Eighth Annual Prairie Fire Bioneers Conference Inspires Future Leaders
Local and national speakers help students generate "practical and visionary solutions" concerning social and environmental sustainability.
Office of Communications
2 East South Street
Galesburg, IL 61401-4999
January 19, 2015
by Niki Acton '16
The residency of playwright Jamil Khoury is giving Knox students the chance to be at the front line of the development of Khoury's new play, Mosque Alert. Students have workshopped the play, attended discussions, and are now in rehearsal for its world premiere.
Directed by professor of theatre Neil Blackadder, Mosque Alert imagines a proposed Islamic Library and Community Center in downtown Naperville, Illinois, that incites local residents into heated debate as a City Council vote looms.
Khoury, visiting playwright and the artistic director of Chicago theatre company Silk Road Rising, has already hosted several workshops and presentations at Knox in an effort to start a dialogue about the issues examined in Mosque Alert.
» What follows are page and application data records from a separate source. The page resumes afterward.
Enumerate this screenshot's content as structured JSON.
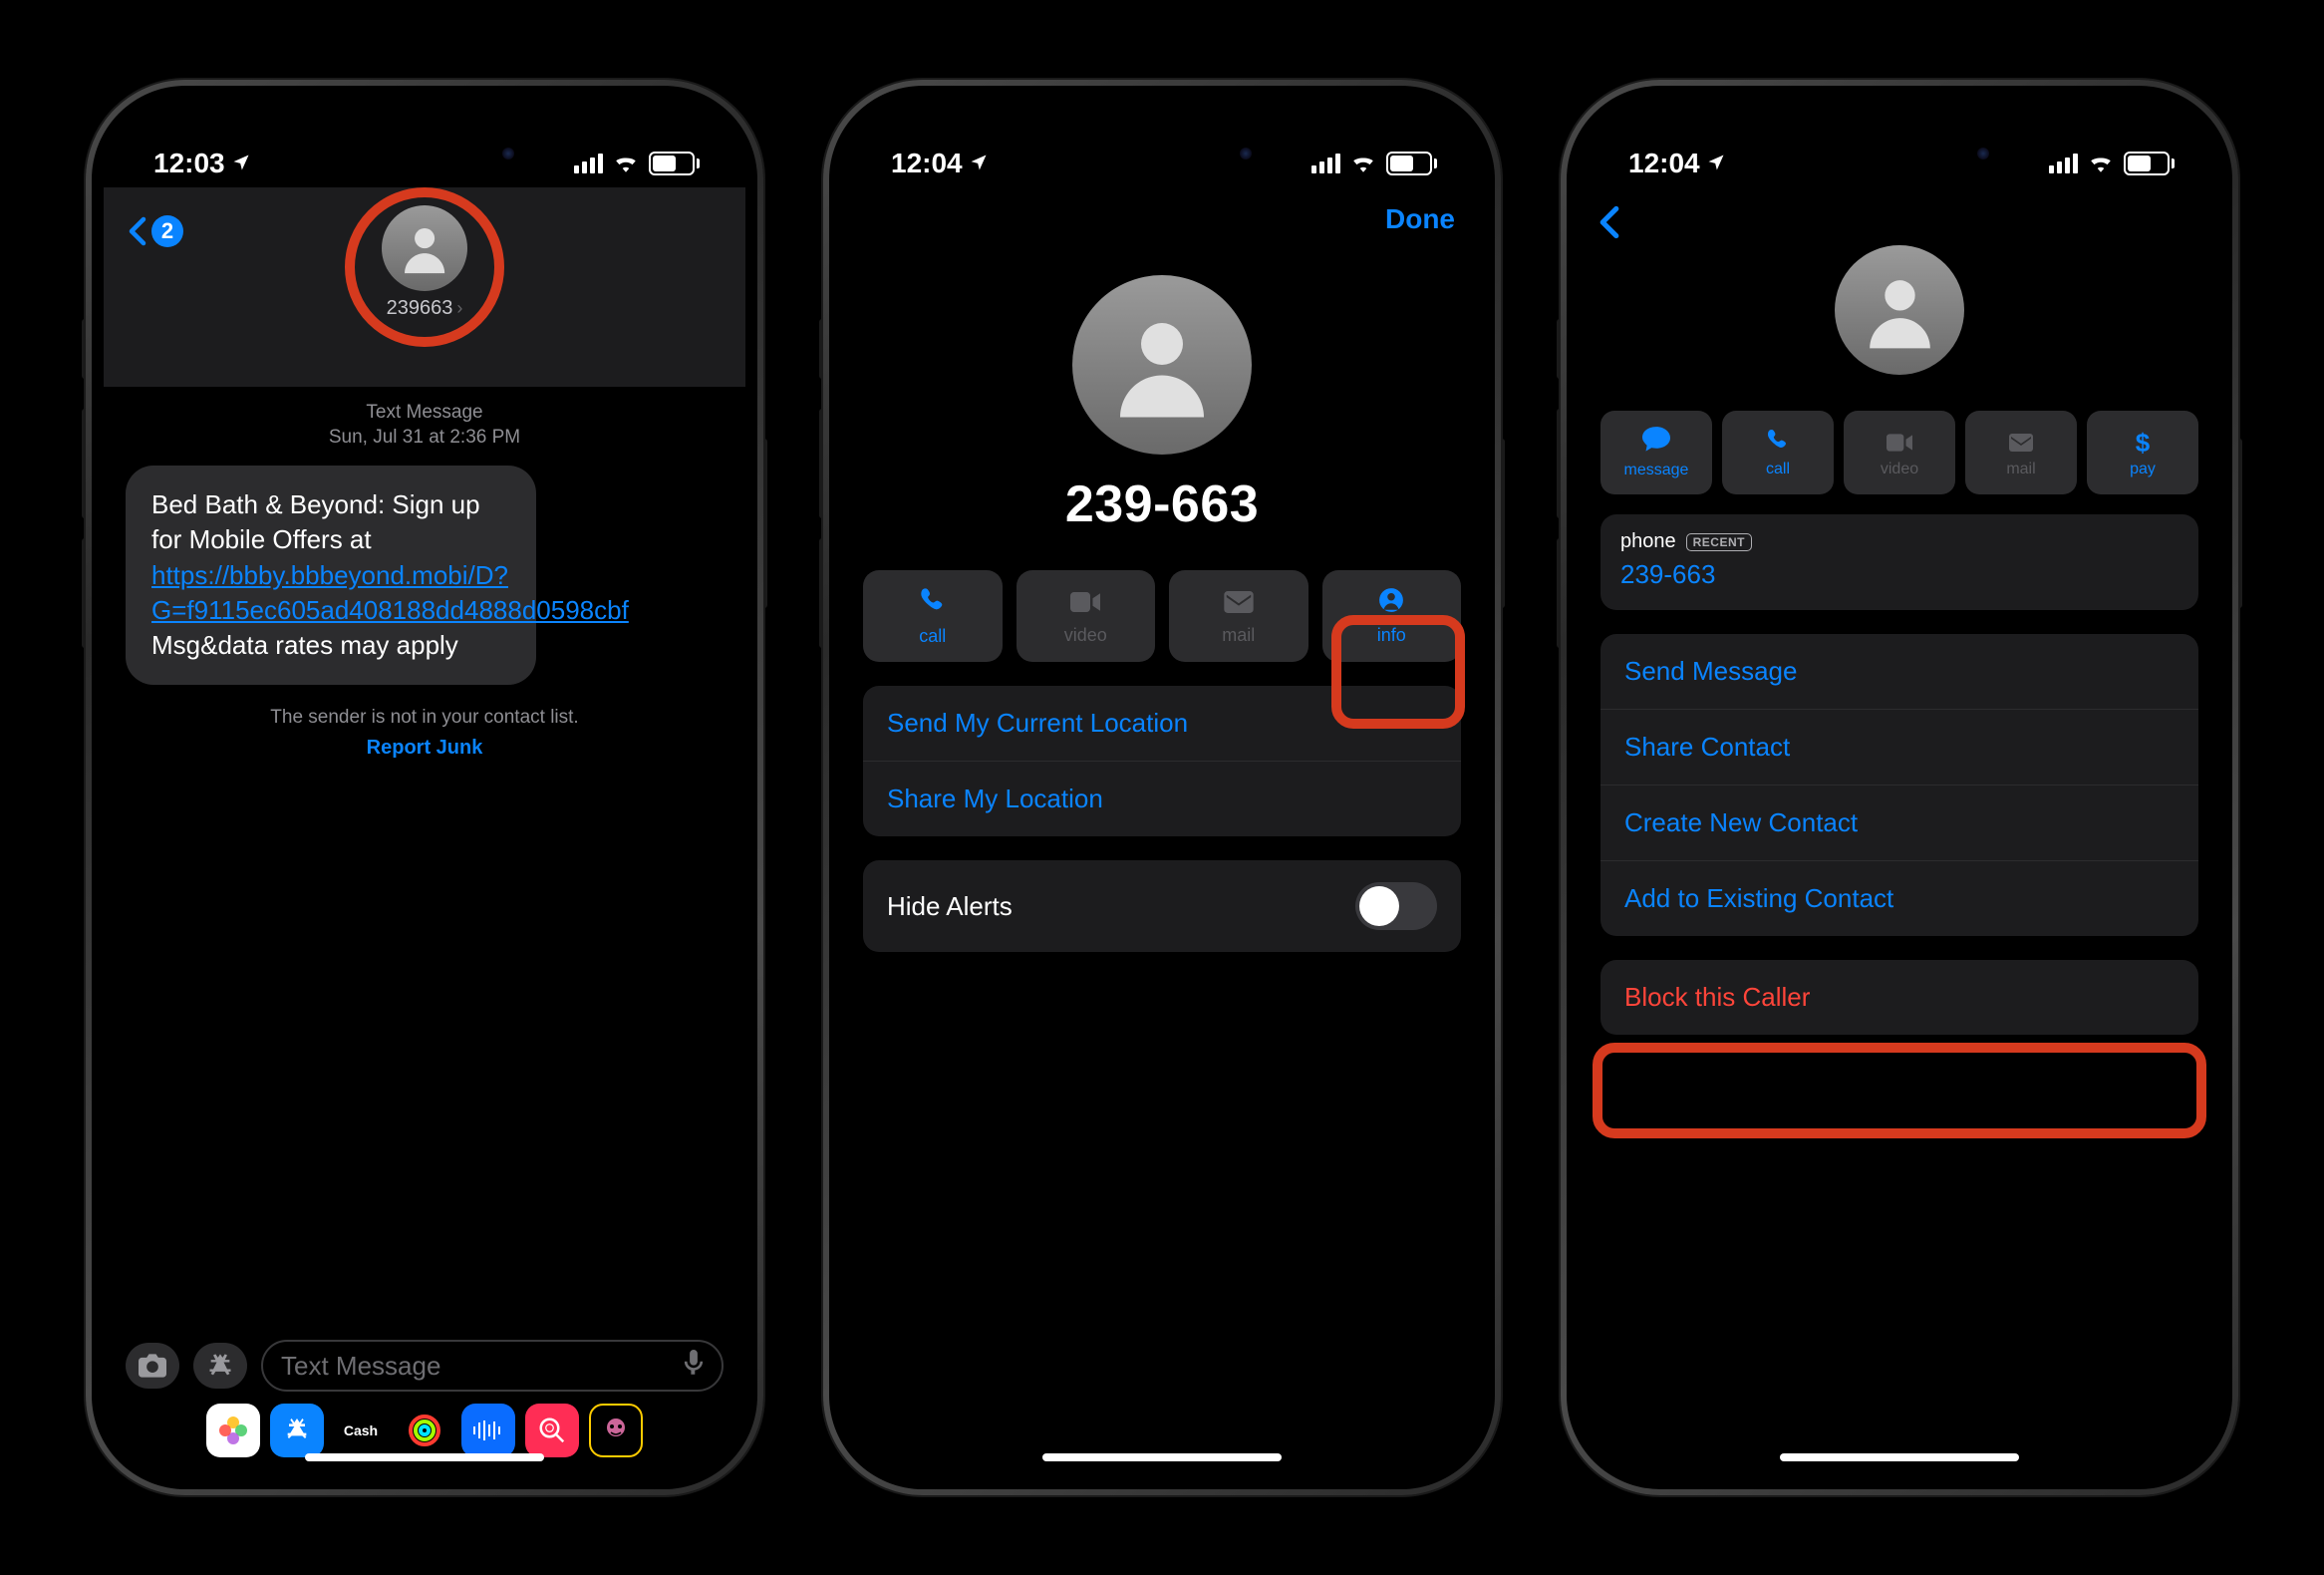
{
  "status": {
    "battery": "54"
  },
  "screen1": {
    "time": "12:03",
    "back_badge": "2",
    "contact_name": "239663",
    "meta_line1": "Text Message",
    "meta_line2": "Sun, Jul 31 at 2:36 PM",
    "msg_before": "Bed Bath & Beyond: Sign up for Mobile Offers at ",
    "msg_link": "https://bbby.bbbeyond.mobi/D?G=f9115ec605ad408188dd4888d0598cbf",
    "msg_after": " Msg&data rates may apply",
    "warn": "The sender is not in your contact list.",
    "report": "Report Junk",
    "placeholder": "Text Message",
    "dock_cash": "Cash"
  },
  "screen2": {
    "time": "12:04",
    "done": "Done",
    "name": "239-663",
    "actions": {
      "call": "call",
      "video": "video",
      "mail": "mail",
      "info": "info"
    },
    "rows": {
      "send_loc": "Send My Current Location",
      "share_loc": "Share My Location",
      "hide_alerts": "Hide Alerts"
    }
  },
  "screen3": {
    "time": "12:04",
    "actions": {
      "message": "message",
      "call": "call",
      "video": "video",
      "mail": "mail",
      "pay": "pay"
    },
    "phone_label": "phone",
    "recent": "RECENT",
    "phone_value": "239-663",
    "rows": {
      "send_msg": "Send Message",
      "share_contact": "Share Contact",
      "create_contact": "Create New Contact",
      "add_existing": "Add to Existing Contact",
      "block": "Block this Caller"
    }
  }
}
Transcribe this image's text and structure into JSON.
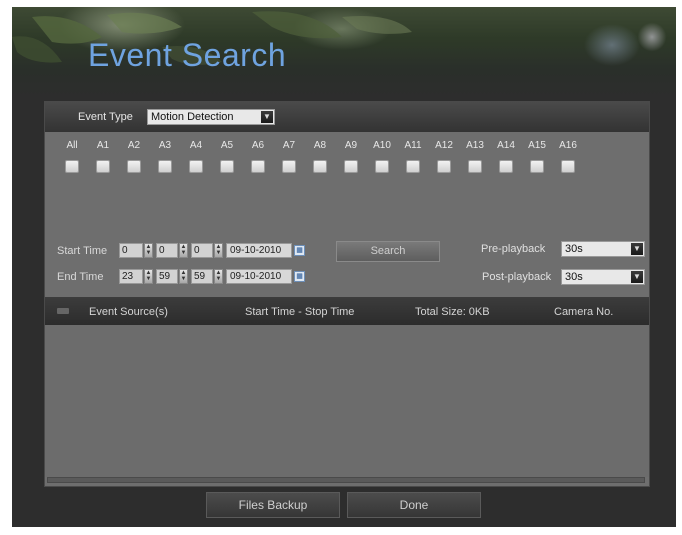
{
  "header": {
    "title": "Event Search"
  },
  "event_type": {
    "label": "Event Type",
    "selected": "Motion Detection",
    "dropdown_icon": "chevron-down-icon"
  },
  "cameras": [
    "All",
    "A1",
    "A2",
    "A3",
    "A4",
    "A5",
    "A6",
    "A7",
    "A8",
    "A9",
    "A10",
    "A11",
    "A12",
    "A13",
    "A14",
    "A15",
    "A16"
  ],
  "start_time": {
    "label": "Start Time",
    "hour": "0",
    "minute": "0",
    "second": "0",
    "date": "09-10-2010"
  },
  "end_time": {
    "label": "End Time",
    "hour": "23",
    "minute": "59",
    "second": "59",
    "date": "09-10-2010"
  },
  "search_label": "Search",
  "pre_playback": {
    "label": "Pre-playback",
    "value": "30s"
  },
  "post_playback": {
    "label": "Post-playback",
    "value": "30s"
  },
  "results": {
    "col_source": "Event Source(s)",
    "col_time": "Start Time - Stop Time",
    "total_size": "Total Size: 0KB",
    "col_camera": "Camera No."
  },
  "buttons": {
    "backup": "Files Backup",
    "done": "Done"
  },
  "colors": {
    "title": "#6fa3e0",
    "panel": "#6e6e6e",
    "frame": "#2d2d2d"
  }
}
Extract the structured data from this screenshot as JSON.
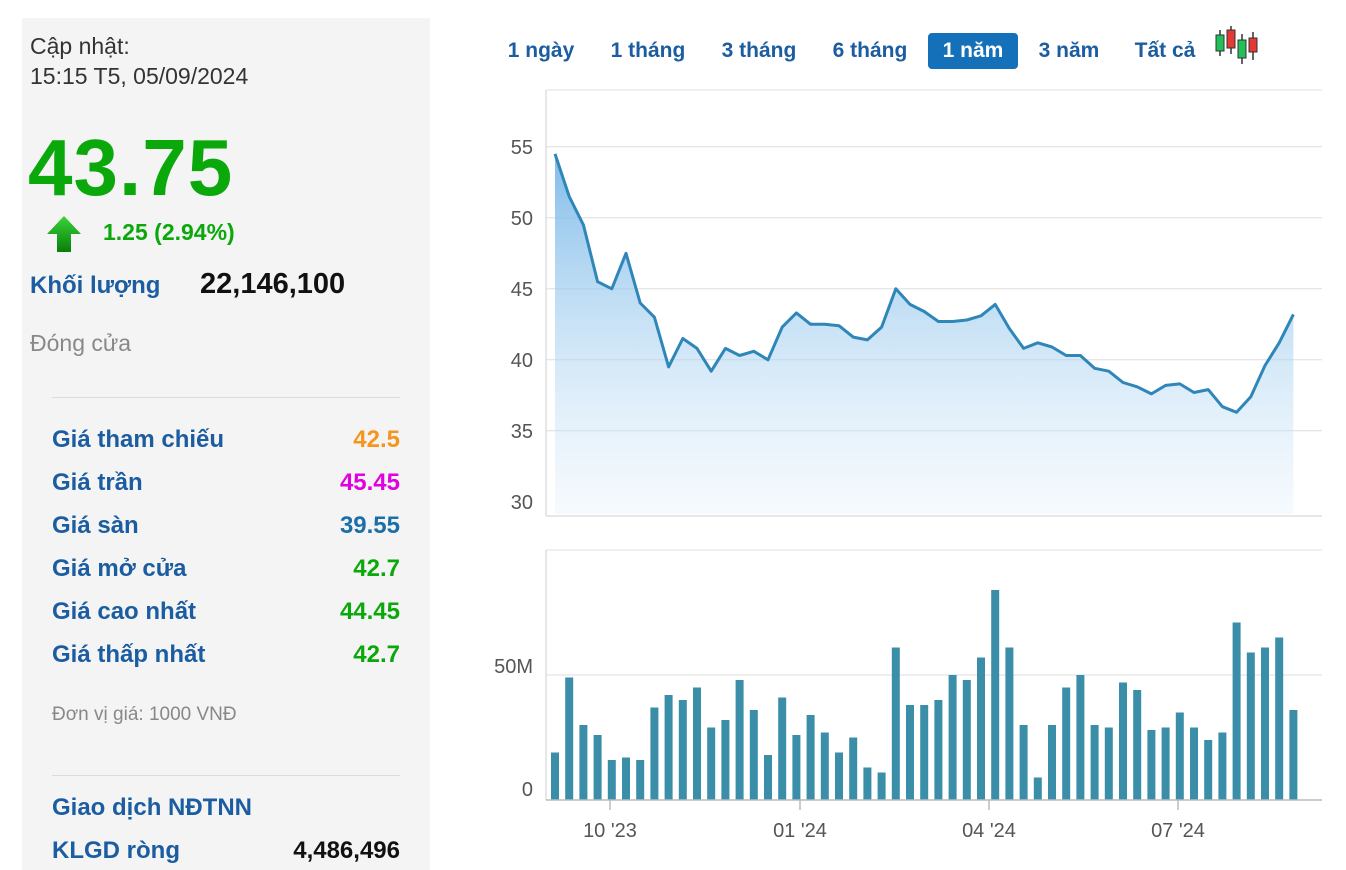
{
  "quote": {
    "updated_label": "Cập nhật:",
    "updated_time": "15:15 T5, 05/09/2024",
    "price": "43.75",
    "change": "1.25 (2.94%)",
    "volume_label": "Khối lượng",
    "volume_value": "22,146,100",
    "status": "Đóng cửa"
  },
  "stats": [
    {
      "label": "Giá tham chiếu",
      "value": "42.5",
      "color": "#f7941d"
    },
    {
      "label": "Giá trần",
      "value": "45.45",
      "color": "#e000e0"
    },
    {
      "label": "Giá sàn",
      "value": "39.55",
      "color": "#1b6fa8"
    },
    {
      "label": "Giá mở cửa",
      "value": "42.7",
      "color": "#0aa80a"
    },
    {
      "label": "Giá cao nhất",
      "value": "44.45",
      "color": "#0aa80a"
    },
    {
      "label": "Giá thấp nhất",
      "value": "42.7",
      "color": "#0aa80a"
    }
  ],
  "unit_note": "Đơn vị giá: 1000 VNĐ",
  "foreign": {
    "title": "Giao dịch NĐTNN",
    "net_label": "KLGD ròng",
    "net_value": "4,486,496"
  },
  "tabs": [
    {
      "label": "1 ngày",
      "active": false
    },
    {
      "label": "1 tháng",
      "active": false
    },
    {
      "label": "3 tháng",
      "active": false
    },
    {
      "label": "6 tháng",
      "active": false
    },
    {
      "label": "1 năm",
      "active": true
    },
    {
      "label": "3 năm",
      "active": false
    },
    {
      "label": "Tất cả",
      "active": false
    }
  ],
  "candlestick_icon": "candlestick-chart-icon",
  "colors": {
    "up": "#0aa80a",
    "label_blue": "#1b5da0",
    "active_tab": "#1470b8",
    "price_line": "#2f86b8",
    "volume_bar": "#3b8ea8"
  },
  "chart_data": [
    {
      "type": "area",
      "series": [
        {
          "values": [
            54.5,
            51.5,
            49.5,
            45.5,
            45.0,
            47.5,
            44.0,
            43.0,
            39.5,
            41.5,
            40.8,
            39.2,
            40.8,
            40.3,
            40.6,
            40.0,
            42.3,
            43.3,
            42.5,
            42.5,
            42.4,
            41.6,
            41.4,
            42.3,
            45.0,
            43.9,
            43.4,
            42.7,
            42.7,
            42.8,
            43.1,
            43.9,
            42.2,
            40.8,
            41.2,
            40.9,
            40.3,
            40.3,
            39.4,
            39.2,
            38.4,
            38.1,
            37.6,
            38.2,
            38.3,
            37.7,
            37.9,
            36.7,
            36.3,
            37.4,
            39.6,
            41.2,
            43.2
          ]
        }
      ],
      "x_ticks": [
        "10 '23",
        "01 '24",
        "04 '24",
        "07 '24"
      ],
      "y_ticks": [
        30,
        35,
        40,
        45,
        50,
        55
      ],
      "ylim": [
        29,
        59
      ],
      "grid": true
    },
    {
      "type": "bar",
      "series": [
        {
          "values": [
            19,
            49,
            30,
            26,
            16,
            17,
            16,
            37,
            42,
            40,
            45,
            29,
            32,
            48,
            36,
            18,
            41,
            26,
            34,
            27,
            19,
            25,
            13,
            11,
            61,
            38,
            38,
            40,
            50,
            48,
            57,
            84,
            61,
            30,
            9,
            30,
            45,
            50,
            30,
            29,
            47,
            44,
            28,
            29,
            35,
            29,
            24,
            27,
            71,
            59,
            61,
            65,
            36
          ]
        }
      ],
      "y_ticks": [
        "0",
        "50M"
      ],
      "y_tick_values": [
        0,
        50
      ],
      "ylim": [
        0,
        100
      ]
    }
  ]
}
He has screened short films "Meet Mosque Alert" and "Multi Meets Poly: Multiculturalism and Polyculturalism Go on a First Date," and hosted talk-backs with the Knox community.
"There are a lot of conversations happening across the country about Islam and about Muslim diasporas," said Khoury, who thinks the play is important to bring to Knox students. "There's curiosity, there's fear, there's ignorance -- there's a whole spectrum of ideas and perceptions."
Inspired to write the play by the 2010 backlash against a proposed Islamic community center set to be built near the site of the World Trade Center attacks, Khoury believes that it's important to unpack and untangle the perception of the Muslim community.
"The overwhelming majority of a community isn't involved in these heinous crimes, and yet these crimes are being committed in the name of that community," said Khoury. "What is the responsibility of those individuals and institutions and communities to respond to that? There are really tough questions -- questions that don't have firm answers."
Knox students have already started thinking about these questions as they workshopped early drafts of Mosque Alert. Over the course of fall term, Blackadder and Khoury hosted four workshops that were attended by a variety of Knox students. Khoury brought material that the students read and responded to, asking questions and helping Khoury determine what was and wasn't working in the piece.
"Each workshop really informed and accelerated my own process of rewriting and revising," said Khoury, who is still at work revising the play.
Khoury will return to Knox on February 2 to host another film screening and talk-back. He will stay for a week of rehearsals before returning to Chicago. He'll be back again for the performances to host talkbacks after each show.
His artist's fee for the production of Mosque Alert has been supported by an Illinois Arts Council Agency grant. Funded through the StARTS (Short Term Artists Residencies) program and matched by Knox College, the grant has helped to fund the on-campus activities of Khoury.
Mosque Alert will open on Wednesday, February 25 and run through Saturday, February 28. Tickets are $10 for adults; $5 for senior citizens and Knox College alumni; and free to all Knox students, faculty, and staff. Tickets are available at the door one hour before each performance, or by making advance reservations at 309-341-7472.